CheckUp medical column for April 15

A weekly round-up of news affecting your health.



Drinkers with coeliac disease can now comfortably imbibe a beer.

CSIRO scientists say they’ve developed the world’s first WHO-approved “gluten-free” barley which German brewery Radeberger has used to produce a gluten-free beer.

The Pionier beer is the first product to use Kebari barley, developed by CSIRO using conventional breeding to reduce the gluten levels to 10,000 times less than regular barley.

The scientists also are working on a hull-less version of Kebari to be used in foods like breakfast cereals, soup, pasta and flatbreads.

They say that will help increase the fibre intake of people with coeliac disease.


If you’re an elderly patient with heart failure and you want to jump higher and faster, take up Greek dancing.

A study, published in the European journal of Cardiovascular Nursing, included 40 Greek patients with chronic heart failure who were randomly assigned to a rehab program based on traditional Greek dancing or to their usual sedentary lifestyle.

After three months, the dancers could jump higher and faster and had stronger legs and could walk further.

“Attendance at the dancing sessions was more than 90 per cent which suggests that this type of cardiac rehabilitation could attract more patients than the usual programs,” the researchers said.

They measured the jumping ability through a Myotest-Pro dynamoter.

“In case patients were hard of hearing, both an audible alarm and visible signal from the researcher were used to tell patients when to start each jump,” they said.


Australians can protect Indian children, as well as themselves, by getting their flu vaccination through Discount Drug Stores.

Until May 27, the chain will donate $2 from each shot to the vaccination and education of impoverished children in India.

A partnership with FreeToBe will see children in the charity organisation’s Kolkata home, and within the community, vaccinated against serious conditions such as hepatitis B, typhoid and tetanus.


Sexually active older Australians are being sought for a university study relating to the group’s low use of condoms.

Sexually transmitted diseases are on the rise in the over-50 age group, with more contracting chlamydia and gonorrhoea, says QUT researcher Natalie Bowring.

She wants to interview heterosexual people aged 50 or over, who have been sexually active within the past 12 months on their beliefs and attitudes towards condoms to better understand the barriers and motivators of unprotected sex.

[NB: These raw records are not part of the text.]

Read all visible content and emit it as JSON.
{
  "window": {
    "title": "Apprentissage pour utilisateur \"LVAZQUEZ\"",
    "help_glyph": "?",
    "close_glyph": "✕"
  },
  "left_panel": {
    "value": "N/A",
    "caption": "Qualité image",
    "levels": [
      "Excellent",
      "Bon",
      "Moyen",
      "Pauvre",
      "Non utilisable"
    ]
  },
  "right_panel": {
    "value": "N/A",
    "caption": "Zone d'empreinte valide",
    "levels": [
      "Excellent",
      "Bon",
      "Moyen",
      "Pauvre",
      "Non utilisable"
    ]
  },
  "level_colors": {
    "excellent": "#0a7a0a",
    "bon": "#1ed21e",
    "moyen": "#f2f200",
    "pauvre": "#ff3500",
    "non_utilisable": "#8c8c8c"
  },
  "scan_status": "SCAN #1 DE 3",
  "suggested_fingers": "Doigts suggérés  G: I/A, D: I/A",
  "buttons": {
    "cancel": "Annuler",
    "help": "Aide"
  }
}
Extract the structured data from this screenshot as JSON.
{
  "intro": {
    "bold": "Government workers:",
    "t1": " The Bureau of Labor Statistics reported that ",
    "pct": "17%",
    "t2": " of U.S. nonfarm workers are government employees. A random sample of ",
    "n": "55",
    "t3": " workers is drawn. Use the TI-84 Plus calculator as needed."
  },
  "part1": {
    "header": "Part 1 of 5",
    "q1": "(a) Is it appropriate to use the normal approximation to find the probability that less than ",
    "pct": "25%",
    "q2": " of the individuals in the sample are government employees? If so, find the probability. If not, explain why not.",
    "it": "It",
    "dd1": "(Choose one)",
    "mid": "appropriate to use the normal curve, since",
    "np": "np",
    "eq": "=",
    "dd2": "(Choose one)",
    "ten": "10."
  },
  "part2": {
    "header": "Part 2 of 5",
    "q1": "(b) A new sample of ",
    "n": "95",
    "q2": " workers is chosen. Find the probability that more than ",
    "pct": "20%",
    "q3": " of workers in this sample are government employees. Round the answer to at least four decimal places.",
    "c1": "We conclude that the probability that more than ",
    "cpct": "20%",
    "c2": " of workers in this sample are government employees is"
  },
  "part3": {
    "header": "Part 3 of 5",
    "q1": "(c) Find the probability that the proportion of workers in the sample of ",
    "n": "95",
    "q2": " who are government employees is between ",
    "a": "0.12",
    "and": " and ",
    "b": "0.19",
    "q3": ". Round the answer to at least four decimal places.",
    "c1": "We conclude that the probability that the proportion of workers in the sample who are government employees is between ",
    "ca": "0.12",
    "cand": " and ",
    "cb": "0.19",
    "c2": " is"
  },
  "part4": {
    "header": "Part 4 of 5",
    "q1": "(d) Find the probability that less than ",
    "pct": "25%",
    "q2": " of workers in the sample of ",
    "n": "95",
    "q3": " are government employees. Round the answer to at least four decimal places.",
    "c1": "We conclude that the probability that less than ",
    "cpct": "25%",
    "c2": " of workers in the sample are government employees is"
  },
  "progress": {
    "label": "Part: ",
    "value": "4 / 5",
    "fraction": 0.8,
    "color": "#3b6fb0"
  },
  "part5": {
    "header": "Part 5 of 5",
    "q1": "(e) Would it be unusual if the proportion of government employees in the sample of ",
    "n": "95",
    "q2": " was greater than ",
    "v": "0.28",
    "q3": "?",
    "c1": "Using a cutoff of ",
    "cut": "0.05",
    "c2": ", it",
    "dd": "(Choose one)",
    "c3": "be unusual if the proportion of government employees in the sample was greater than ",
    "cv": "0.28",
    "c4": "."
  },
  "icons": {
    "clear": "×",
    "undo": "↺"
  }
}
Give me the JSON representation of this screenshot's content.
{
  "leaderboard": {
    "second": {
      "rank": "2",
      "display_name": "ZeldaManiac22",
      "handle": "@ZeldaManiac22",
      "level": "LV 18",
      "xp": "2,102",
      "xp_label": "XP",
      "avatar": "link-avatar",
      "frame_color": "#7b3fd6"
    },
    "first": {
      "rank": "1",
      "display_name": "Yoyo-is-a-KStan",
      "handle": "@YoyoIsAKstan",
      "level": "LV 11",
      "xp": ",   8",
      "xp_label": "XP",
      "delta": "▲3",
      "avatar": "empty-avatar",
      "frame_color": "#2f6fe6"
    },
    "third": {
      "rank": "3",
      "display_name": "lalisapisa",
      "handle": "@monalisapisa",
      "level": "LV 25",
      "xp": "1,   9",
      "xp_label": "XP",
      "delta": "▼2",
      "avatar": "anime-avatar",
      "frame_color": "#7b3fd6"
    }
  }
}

“Using a condom could prevent sexually transmitted infections but this age group tends to see condoms in terms of contraception rather than a form of protection,” she said.

Email [email protected]苏州美甲培训学校,


Infertile women are more likely to have “dense breasts”, known to increase the risk of developing breast cancer, a new study suggests.

Infertile women who had undergone hormonal fertility treatment had even higher amounts of dense tissue, said the Karolinska Institutet researchers in Sweden.

The study, published in the journal Breast Cancer Research, involved 43,313 women aged between 40 and 69 years who had mammograms between 2010 and 2013.

It found that infertile women, especially those who underwent controlled ovarian stimulation (COS) might represent a group with an increased breast cancer risk.

“While we believe it is important to continue monitoring these women, the observed difference in breast tissue volume is relatively small and has only been linked to a modest increase in breast cancer risk in previous studies,” the researchers said.